For every minute you spend reading this short piece, a million plastic bottles will be sold. That figure will jump by 20% within three years.
More than 480bn plastic drinking bottles were sold worldwide in 2016, up from about 300bn a decade ago, according to Euromonitor International’s global packaging trends report.
Most of these are made from polyethylene terephthalate (Pet), which is easily recycled but as usage soars recycling plants are overwhelmed and cannot keep up. Less than half of the bottles bought in 2016 were collected for recycling and just 7% were turned into new bottles. Most ended up in landfill or in the ocean.

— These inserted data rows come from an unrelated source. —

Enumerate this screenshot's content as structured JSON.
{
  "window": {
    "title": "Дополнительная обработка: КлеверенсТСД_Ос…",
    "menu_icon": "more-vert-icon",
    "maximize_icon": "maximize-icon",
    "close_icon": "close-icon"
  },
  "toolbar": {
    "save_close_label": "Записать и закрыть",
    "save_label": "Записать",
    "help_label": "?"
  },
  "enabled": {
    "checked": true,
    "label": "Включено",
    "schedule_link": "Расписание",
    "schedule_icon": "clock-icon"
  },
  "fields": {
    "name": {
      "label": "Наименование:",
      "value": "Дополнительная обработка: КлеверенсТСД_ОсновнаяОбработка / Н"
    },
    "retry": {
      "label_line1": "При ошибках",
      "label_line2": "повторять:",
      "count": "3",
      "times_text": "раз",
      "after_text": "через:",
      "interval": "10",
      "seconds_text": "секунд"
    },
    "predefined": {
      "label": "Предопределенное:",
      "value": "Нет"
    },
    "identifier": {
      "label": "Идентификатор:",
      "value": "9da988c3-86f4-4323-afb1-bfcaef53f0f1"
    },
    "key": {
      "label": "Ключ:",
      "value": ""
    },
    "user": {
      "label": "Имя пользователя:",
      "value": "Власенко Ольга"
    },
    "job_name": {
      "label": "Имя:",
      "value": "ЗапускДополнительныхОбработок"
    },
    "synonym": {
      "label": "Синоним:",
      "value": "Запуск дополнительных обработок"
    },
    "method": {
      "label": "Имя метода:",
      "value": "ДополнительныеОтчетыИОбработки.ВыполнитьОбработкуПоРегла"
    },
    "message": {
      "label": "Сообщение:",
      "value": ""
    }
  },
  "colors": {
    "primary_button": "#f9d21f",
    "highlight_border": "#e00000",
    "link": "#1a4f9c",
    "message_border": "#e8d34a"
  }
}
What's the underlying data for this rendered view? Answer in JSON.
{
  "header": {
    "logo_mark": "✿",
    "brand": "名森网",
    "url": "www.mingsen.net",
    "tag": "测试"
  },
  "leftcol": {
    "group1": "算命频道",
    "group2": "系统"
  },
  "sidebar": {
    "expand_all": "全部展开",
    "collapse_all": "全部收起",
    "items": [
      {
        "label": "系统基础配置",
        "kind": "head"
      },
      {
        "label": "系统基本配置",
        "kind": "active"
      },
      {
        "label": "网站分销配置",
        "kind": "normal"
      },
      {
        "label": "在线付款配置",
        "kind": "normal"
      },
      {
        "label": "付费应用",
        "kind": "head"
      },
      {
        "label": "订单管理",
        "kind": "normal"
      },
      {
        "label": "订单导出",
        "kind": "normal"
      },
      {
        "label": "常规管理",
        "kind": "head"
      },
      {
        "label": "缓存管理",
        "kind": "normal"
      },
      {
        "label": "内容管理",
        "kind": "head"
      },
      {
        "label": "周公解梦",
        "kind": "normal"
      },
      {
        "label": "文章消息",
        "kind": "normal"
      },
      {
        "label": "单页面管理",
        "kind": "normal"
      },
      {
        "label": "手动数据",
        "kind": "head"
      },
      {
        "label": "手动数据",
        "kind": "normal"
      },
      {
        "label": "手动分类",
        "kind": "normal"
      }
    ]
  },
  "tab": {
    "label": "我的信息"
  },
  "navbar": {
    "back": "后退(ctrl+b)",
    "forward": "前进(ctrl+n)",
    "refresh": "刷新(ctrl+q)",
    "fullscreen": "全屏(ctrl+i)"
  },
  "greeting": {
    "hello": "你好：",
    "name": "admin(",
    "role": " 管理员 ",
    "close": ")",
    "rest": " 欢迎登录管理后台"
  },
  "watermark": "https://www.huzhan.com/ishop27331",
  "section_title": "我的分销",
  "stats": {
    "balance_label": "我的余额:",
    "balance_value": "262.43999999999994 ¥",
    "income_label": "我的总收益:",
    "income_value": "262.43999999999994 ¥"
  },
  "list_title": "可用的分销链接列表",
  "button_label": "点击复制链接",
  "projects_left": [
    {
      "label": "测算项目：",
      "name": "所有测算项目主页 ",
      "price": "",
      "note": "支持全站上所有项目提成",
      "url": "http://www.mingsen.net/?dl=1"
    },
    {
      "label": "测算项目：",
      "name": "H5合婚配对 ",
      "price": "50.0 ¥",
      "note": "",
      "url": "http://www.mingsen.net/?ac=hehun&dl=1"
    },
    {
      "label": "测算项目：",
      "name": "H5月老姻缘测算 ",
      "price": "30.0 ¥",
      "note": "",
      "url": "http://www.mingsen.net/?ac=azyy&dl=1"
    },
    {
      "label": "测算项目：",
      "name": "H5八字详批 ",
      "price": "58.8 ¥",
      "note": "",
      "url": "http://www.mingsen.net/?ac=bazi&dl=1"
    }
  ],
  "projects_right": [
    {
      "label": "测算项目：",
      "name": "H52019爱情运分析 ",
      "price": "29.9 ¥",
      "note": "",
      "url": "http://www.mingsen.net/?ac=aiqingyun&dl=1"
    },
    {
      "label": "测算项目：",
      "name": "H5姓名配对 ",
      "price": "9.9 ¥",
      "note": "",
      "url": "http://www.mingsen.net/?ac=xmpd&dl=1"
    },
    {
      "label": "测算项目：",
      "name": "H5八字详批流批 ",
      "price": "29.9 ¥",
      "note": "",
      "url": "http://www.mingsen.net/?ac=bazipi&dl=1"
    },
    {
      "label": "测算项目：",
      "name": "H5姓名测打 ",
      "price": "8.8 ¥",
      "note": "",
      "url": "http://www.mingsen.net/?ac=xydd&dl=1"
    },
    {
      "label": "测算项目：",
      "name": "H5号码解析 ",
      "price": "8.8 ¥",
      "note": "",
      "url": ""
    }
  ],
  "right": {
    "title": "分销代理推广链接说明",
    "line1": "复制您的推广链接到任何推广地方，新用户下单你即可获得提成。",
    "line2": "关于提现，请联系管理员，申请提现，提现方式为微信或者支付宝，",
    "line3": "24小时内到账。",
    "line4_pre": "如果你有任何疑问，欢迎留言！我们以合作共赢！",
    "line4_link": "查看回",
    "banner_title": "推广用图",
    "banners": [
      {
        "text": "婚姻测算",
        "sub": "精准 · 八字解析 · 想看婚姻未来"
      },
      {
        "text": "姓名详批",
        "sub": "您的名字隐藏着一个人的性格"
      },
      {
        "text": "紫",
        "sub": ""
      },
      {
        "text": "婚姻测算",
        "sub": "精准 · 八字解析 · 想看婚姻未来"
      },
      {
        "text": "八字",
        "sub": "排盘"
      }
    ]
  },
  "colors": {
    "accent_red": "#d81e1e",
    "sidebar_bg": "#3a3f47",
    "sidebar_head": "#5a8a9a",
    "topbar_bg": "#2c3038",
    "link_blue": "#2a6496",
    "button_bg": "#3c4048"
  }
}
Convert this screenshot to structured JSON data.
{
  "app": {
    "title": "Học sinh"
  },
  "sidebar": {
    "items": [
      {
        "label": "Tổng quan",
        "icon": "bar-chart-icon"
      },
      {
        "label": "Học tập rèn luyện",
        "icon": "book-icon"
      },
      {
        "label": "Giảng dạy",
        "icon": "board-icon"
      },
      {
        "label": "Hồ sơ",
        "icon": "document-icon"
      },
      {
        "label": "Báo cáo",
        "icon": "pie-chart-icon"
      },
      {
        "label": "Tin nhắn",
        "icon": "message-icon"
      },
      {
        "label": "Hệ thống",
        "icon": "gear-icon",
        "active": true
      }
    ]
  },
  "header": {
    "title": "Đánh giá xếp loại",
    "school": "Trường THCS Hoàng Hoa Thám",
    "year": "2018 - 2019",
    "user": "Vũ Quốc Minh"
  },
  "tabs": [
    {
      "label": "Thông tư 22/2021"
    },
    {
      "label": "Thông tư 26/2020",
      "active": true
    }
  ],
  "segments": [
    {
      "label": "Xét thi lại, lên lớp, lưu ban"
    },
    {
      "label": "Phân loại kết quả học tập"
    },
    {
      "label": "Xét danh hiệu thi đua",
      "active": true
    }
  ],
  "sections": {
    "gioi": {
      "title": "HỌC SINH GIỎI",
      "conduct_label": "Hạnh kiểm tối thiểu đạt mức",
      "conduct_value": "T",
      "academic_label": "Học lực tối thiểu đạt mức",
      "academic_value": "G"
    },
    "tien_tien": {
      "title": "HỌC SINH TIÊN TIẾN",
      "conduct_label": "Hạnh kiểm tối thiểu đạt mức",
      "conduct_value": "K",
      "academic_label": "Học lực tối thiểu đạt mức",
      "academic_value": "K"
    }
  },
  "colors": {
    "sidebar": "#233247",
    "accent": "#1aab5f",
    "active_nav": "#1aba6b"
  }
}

David Attenborough’s Blue Planet II gave an indication of the devastating scale of plastic pollution in our oceans. So much so that British environment secretary Michael Gove, hardly a tree hugger from central casting, has said he was “haunted” by images of the damage done to the world’s oceans by discarded plastics.
The majority of that pollution is caused by the choices, not the needs, of consumers. The plastic bottle is now almost as ubiquitous as the mobile phone, even if this is the first generation in the history of humanity to develop such a contrived dependency. In the face of destruction on this scale it is hard to imagine that individual action can have an impact, but it can — and so too would an overdue and punitive tax on plastic bottles.